*Instructions for the task*: How many lines below contain the word "desc"? Give only the number.

** Supplied material follows **

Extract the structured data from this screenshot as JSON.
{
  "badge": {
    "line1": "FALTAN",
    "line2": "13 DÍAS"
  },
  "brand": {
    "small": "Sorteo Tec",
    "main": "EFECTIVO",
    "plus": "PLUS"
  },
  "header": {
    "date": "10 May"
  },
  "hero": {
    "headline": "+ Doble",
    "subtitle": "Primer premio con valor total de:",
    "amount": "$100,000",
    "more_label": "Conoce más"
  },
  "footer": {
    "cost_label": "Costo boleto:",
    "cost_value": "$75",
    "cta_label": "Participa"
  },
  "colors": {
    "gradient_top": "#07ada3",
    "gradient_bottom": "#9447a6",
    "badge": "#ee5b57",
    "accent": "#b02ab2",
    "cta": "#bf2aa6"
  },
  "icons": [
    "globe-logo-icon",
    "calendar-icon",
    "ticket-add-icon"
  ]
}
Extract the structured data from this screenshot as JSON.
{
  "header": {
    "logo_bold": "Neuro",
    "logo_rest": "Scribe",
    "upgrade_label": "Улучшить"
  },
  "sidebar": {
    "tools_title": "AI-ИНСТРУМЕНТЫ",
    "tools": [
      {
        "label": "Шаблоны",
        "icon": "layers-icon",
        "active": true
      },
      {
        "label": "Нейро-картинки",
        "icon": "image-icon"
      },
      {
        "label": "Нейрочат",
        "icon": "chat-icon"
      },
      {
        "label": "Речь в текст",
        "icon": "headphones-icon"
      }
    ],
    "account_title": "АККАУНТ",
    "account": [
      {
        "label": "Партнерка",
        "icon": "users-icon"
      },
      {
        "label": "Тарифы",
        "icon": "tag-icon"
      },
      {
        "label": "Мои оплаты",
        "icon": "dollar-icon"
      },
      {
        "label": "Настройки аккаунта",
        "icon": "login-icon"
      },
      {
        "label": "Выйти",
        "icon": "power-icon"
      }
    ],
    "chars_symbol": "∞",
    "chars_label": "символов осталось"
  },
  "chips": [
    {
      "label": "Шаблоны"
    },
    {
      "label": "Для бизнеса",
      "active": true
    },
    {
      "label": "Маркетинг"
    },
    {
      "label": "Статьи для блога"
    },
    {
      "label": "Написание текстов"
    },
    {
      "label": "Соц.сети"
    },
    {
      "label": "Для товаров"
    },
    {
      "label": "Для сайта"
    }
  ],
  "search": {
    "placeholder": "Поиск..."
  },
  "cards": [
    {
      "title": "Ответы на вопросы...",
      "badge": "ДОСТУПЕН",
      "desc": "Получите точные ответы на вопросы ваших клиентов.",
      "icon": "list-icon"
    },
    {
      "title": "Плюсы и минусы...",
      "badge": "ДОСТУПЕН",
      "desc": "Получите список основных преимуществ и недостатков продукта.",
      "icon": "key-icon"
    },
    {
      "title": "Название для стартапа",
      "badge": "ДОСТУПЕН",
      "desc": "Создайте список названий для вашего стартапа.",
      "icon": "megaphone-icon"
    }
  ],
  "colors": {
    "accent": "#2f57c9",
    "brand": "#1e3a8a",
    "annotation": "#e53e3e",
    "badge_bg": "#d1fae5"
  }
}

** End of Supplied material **

*Solution for this problem*: 3